La Trobe University botanist John Morgan is a member of a 36-strong global research team that recently shot holes in one of the most common theories about how invasive species establish themselves at the expense of native plants.
The work, published in the journal of Ecology Letters, has significant implications for weed risk assessment and biosecurity.
Dr Morgan’s part of the study was carried out in alpine grasslands at Falls Creek in Victoria and was the only Australian field site in the global initiative.
Invasive plants are a serious environmental, economic and social problem. They lead to loss of native biodiversity and damage the functioning of ecosystem, such as the re-cycling of nutrients.
With climate change, gaining knowledge about plant spread and behaviour has become more urgent.
Dr Morgan says predicting the success of invading species has always relied on the assumption that these plants are more abundant in their new settings than they are in their native communities because they behave in a special way.
One example is the highly invasive weed English Broom. This has infested large parts of eastern Australia and New Zealand.
‘It was thought the absence of natural enemies that kept the species in check in Europe, combined with its ability to fix its own nitrogen, gave it competitive advantages over the native species in its new range,’ he says.
Instead, the global research team’s comprehensive ‘Home and Away’ study, of 26 species at 39 locations on four continents, found little difference between plant numbers on their introduced and their native ranges.
‘We discovered that increases in species abundance are, in fact, unusual,’ says Dr Morgan.
The study was carried out in New Zealand, Switzerland, the USA and UK, as well as in Australia, Canada, China and Germany.
It is part of a cooperative global experiment called the ‘Nutrient Network’ which comprises 51 sites dominated by herbaceous plants.
Dr Morgan says many of the invasive plants studied – 12 grass and 14 broad-leafed species – had been introduced for social, economic and environmental reasons, such as soil stabilisation, pasture improvement, horticulture and agriculture.
All but three were now officially classified as weeds by their new host countries.
However, only a few species were found to conform to the ‘abundance assumption’. Grasses tended to be fairly abundant both at home and away, while broad-leafed plants were generally low in abundance, or even lower, away than at home.
The study also challenges another very common assumption about introduced plants – namely that they thrive and grow bigger in their new ranges.
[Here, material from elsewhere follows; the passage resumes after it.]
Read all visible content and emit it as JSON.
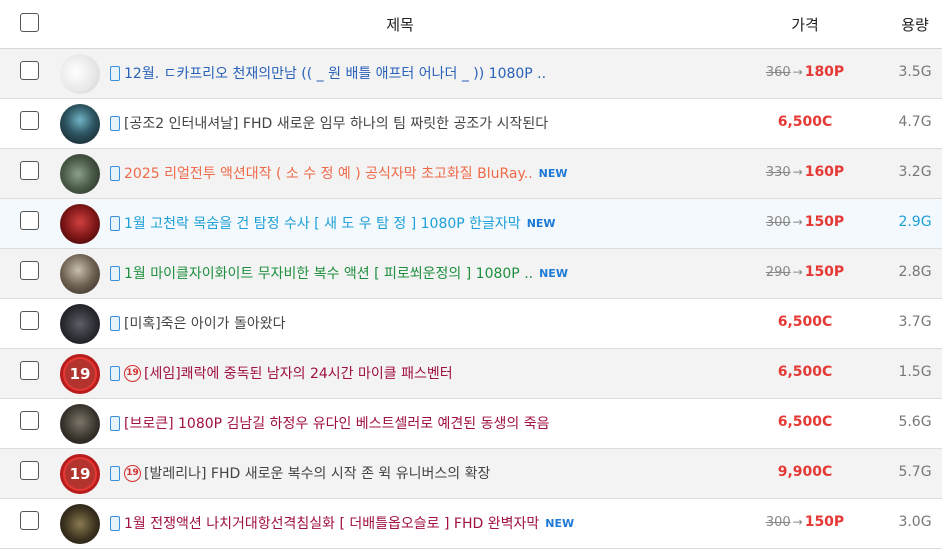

It found that many species were actually larger at their native sites.
Dr Morgan says Australia’s most widely used biosecurity screening process – the Australian Weed Risk Assessment – takes into consideration a species’ history, climate and distribution, weed status elsewhere, undesirable traits, biology and ecology.
‘On the basis of our findings, the success of a plant on its native range is probably a good indicator to predict its spread at introduced sites – a criterion which currently is not included in our biosecurity screening program,’ he says.
The study was carried with funds from the US National Science Foundation’s Division of Environmental Biology.